(Data in this exercise):
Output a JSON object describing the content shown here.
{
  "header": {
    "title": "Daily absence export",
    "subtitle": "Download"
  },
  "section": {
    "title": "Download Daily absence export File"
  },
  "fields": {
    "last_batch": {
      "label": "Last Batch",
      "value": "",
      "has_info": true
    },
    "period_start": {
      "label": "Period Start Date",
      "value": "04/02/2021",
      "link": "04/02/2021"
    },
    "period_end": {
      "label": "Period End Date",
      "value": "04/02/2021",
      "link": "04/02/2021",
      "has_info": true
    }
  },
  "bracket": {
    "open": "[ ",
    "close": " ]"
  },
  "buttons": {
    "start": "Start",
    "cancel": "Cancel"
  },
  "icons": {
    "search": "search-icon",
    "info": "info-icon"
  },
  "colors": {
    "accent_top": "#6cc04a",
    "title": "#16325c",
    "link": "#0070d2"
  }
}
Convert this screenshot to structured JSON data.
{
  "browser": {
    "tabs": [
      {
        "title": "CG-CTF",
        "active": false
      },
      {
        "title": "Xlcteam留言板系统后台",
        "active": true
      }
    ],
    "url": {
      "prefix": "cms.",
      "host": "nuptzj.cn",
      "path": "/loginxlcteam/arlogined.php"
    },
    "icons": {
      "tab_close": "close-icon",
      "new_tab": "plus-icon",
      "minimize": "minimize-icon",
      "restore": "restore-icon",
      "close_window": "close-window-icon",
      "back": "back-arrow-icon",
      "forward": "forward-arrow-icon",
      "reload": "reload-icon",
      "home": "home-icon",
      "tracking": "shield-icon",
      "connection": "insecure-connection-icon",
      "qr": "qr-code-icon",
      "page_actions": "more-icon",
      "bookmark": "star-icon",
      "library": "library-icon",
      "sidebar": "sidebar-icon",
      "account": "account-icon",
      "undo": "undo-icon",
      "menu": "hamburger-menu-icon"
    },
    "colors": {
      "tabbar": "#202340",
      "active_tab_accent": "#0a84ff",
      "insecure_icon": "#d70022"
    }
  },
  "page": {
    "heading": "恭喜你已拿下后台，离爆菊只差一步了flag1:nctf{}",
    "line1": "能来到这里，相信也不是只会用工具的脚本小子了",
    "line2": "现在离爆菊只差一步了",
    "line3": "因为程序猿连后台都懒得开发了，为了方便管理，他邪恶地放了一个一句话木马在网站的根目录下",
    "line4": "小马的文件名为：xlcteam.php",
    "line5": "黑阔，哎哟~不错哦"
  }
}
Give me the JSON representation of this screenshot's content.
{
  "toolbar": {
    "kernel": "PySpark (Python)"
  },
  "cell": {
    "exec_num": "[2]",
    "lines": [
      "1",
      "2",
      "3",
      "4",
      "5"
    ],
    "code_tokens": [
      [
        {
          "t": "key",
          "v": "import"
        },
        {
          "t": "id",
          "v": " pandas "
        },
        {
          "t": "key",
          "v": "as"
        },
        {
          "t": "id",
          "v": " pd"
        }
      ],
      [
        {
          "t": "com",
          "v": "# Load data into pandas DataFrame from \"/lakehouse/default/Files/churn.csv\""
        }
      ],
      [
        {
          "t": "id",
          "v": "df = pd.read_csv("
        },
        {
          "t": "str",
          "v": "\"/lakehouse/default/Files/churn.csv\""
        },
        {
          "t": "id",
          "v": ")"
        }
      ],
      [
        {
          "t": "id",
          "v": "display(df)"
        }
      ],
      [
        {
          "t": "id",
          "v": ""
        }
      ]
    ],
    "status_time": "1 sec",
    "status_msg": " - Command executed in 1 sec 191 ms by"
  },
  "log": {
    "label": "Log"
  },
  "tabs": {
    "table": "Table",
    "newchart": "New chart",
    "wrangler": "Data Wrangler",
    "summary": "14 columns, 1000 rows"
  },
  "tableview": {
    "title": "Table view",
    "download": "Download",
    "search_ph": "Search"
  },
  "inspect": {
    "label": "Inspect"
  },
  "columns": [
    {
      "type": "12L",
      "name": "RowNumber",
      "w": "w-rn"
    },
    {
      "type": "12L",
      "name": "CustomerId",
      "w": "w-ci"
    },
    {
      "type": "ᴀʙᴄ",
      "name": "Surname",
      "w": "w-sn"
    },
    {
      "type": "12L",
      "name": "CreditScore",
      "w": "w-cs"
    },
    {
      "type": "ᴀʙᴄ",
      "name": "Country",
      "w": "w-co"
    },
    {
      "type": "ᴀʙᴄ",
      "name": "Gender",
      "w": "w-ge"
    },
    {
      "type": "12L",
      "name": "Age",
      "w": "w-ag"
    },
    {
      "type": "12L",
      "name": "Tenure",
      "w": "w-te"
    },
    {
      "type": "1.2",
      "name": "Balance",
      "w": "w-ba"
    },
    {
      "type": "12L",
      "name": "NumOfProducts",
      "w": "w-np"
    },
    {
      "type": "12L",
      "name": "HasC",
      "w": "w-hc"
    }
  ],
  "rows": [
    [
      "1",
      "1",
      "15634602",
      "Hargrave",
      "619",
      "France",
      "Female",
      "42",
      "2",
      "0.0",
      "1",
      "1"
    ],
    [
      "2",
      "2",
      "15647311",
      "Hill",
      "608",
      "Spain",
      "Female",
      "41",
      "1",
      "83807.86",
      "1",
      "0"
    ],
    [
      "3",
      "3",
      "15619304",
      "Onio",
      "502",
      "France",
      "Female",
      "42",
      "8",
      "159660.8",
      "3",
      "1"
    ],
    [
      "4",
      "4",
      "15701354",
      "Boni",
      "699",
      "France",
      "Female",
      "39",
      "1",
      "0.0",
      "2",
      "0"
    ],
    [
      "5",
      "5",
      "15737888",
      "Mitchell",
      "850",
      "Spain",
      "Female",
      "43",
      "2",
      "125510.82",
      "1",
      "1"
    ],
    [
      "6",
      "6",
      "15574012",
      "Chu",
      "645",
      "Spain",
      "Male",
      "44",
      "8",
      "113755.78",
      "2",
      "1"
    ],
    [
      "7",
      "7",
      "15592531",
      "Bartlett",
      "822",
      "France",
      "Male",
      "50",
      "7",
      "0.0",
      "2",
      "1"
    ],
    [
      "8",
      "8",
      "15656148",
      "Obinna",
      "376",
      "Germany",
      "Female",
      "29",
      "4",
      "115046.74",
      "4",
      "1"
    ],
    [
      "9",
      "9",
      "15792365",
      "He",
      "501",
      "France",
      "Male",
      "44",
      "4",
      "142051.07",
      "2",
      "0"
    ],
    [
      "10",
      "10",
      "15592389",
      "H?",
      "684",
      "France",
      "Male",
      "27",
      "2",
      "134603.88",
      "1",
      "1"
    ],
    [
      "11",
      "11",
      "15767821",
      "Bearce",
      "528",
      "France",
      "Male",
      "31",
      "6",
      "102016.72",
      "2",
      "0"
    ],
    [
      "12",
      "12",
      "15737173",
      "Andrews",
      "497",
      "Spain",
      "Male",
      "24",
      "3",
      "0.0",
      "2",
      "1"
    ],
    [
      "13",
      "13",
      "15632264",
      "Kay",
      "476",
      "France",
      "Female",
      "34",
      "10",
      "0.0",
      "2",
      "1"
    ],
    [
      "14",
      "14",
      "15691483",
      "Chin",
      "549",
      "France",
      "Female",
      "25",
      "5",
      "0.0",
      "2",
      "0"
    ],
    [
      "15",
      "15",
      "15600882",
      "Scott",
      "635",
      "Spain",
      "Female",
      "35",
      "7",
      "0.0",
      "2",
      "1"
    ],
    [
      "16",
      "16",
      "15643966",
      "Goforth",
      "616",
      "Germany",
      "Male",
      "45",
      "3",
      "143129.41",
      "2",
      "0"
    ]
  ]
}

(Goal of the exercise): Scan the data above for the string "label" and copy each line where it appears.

(The completed task):
      "label": "Last Batch",
      "label": "Period Start Date",
      "label": "Period End Date",
    "label": "Log"
    "label": "Inspect"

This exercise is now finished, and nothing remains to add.